■ DATA TO USE ■
■ ■ ■ ■

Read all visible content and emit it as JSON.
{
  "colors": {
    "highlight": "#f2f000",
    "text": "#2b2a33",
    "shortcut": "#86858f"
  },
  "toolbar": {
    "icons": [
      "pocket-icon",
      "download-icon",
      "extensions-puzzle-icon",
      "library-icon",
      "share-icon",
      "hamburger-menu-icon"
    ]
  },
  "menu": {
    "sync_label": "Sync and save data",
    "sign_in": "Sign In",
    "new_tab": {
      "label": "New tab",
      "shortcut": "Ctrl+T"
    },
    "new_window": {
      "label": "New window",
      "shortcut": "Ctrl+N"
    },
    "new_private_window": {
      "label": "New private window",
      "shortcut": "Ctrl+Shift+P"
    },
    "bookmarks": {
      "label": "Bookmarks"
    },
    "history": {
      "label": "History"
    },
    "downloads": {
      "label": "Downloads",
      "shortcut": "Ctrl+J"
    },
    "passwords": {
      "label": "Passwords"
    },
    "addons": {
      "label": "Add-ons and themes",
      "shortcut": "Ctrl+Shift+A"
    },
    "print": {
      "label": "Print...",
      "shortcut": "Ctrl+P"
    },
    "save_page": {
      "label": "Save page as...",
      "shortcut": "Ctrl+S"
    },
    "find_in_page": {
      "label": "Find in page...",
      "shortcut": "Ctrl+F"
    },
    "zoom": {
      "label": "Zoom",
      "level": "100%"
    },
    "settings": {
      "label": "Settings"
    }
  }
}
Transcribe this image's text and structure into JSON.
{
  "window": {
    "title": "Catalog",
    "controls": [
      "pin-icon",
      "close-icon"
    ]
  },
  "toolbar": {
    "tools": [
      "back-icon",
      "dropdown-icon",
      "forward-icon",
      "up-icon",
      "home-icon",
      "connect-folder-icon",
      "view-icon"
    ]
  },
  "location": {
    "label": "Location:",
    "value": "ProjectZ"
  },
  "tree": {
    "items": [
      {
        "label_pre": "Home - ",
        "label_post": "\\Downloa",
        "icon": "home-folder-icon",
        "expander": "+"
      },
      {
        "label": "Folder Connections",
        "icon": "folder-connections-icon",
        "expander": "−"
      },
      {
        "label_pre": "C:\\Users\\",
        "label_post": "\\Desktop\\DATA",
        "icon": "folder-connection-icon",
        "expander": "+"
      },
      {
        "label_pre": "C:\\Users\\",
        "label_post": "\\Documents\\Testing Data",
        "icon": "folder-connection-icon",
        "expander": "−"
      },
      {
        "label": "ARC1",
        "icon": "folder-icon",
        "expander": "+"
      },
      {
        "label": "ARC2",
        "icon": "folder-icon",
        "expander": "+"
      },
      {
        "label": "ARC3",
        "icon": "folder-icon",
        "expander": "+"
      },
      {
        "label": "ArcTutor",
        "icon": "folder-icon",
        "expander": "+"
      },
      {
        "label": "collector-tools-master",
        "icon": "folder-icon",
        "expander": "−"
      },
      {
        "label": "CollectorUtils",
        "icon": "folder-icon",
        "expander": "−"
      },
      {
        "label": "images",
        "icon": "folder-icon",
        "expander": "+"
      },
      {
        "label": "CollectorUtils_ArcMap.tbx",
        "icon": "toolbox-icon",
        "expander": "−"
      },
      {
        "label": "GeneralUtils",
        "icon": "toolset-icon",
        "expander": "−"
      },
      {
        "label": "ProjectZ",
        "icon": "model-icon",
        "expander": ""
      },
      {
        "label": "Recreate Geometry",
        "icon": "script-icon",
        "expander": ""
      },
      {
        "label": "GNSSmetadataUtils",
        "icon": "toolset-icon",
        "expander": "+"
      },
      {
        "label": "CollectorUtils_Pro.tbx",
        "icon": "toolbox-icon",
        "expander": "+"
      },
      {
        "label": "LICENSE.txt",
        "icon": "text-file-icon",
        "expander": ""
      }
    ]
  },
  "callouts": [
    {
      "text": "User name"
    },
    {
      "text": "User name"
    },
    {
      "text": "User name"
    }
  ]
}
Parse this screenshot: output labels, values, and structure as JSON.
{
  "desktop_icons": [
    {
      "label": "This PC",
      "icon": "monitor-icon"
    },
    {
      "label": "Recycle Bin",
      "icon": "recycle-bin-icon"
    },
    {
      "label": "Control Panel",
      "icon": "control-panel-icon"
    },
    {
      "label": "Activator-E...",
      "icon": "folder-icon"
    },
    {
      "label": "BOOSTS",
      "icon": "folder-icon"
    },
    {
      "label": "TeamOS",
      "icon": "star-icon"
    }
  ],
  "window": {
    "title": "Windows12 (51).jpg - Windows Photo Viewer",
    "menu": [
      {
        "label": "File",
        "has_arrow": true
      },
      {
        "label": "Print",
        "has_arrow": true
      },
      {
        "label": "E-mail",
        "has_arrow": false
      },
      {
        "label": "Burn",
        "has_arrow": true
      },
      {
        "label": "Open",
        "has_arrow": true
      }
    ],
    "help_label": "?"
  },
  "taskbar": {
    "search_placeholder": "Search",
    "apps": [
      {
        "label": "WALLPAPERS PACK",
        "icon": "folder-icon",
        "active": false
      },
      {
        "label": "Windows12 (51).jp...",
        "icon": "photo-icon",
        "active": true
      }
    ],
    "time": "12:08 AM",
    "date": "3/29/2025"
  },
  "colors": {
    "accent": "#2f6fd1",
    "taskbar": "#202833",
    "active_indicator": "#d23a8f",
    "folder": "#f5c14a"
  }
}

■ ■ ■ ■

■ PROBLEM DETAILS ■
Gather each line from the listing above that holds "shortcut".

■ FINISHED EXERCISE ■
    "shortcut": "#86858f"
      "shortcut": "Ctrl+T"
      "shortcut": "Ctrl+N"
      "shortcut": "Ctrl+Shift+P"
      "shortcut": "Ctrl+J"
      "shortcut": "Ctrl+Shift+A"
      "shortcut": "Ctrl+P"
      "shortcut": "Ctrl+S"
      "shortcut": "Ctrl+F"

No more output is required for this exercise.